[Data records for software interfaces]
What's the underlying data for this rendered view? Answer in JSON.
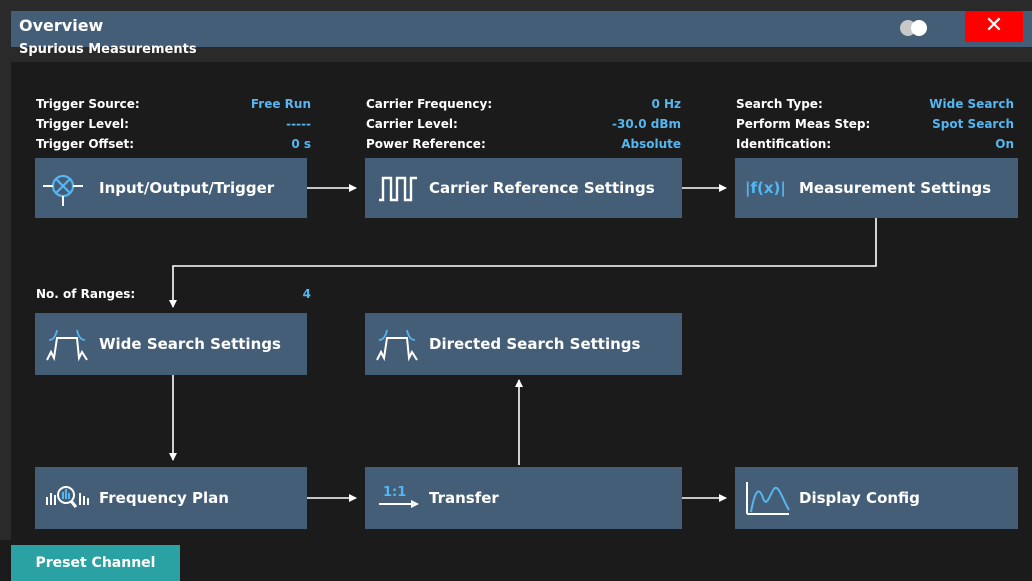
{
  "window": {
    "title": "Overview",
    "subtitle": "Spurious Measurements",
    "toggle_icon": "toggle-icon",
    "close_label": "✕"
  },
  "colors": {
    "titlebar": "#445e77",
    "block": "#445e77",
    "value_text": "#55b6f0",
    "close": "#ff0000",
    "preset": "#2aa1a3"
  },
  "trigger_info": [
    {
      "label": "Trigger Source:",
      "value": "Free Run"
    },
    {
      "label": "Trigger Level:",
      "value": "-----"
    },
    {
      "label": "Trigger Offset:",
      "value": "0 s"
    }
  ],
  "carrier_info": [
    {
      "label": "Carrier Frequency:",
      "value": "0 Hz"
    },
    {
      "label": "Carrier Level:",
      "value": "-30.0 dBm"
    },
    {
      "label": "Power Reference:",
      "value": "Absolute"
    }
  ],
  "measurement_info": [
    {
      "label": "Search Type:",
      "value": "Wide Search"
    },
    {
      "label": "Perform Meas Step:",
      "value": "Spot Search"
    },
    {
      "label": "Identification:",
      "value": "On"
    }
  ],
  "ranges_info": {
    "label": "No. of Ranges:",
    "value": "4"
  },
  "blocks": {
    "input_output_trigger": {
      "label": "Input/Output/Trigger",
      "icon": "input-output-icon"
    },
    "carrier_reference": {
      "label": "Carrier Reference Settings",
      "icon": "carrier-pulse-icon"
    },
    "measurement_settings": {
      "label": "Measurement Settings",
      "icon": "function-icon",
      "icon_text": "|f(x)|"
    },
    "wide_search": {
      "label": "Wide Search Settings",
      "icon": "spectrum-search-icon"
    },
    "directed_search": {
      "label": "Directed Search Settings",
      "icon": "spectrum-search-icon"
    },
    "frequency_plan": {
      "label": "Frequency Plan",
      "icon": "frequency-zoom-icon"
    },
    "transfer": {
      "label": "Transfer",
      "icon": "transfer-icon",
      "icon_text": "1:1"
    },
    "display_config": {
      "label": "Display Config",
      "icon": "display-curve-icon"
    }
  },
  "footer": {
    "preset_label": "Preset Channel"
  }
}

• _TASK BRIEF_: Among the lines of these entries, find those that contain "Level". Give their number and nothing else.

• _WORKED SOLUTION_: 2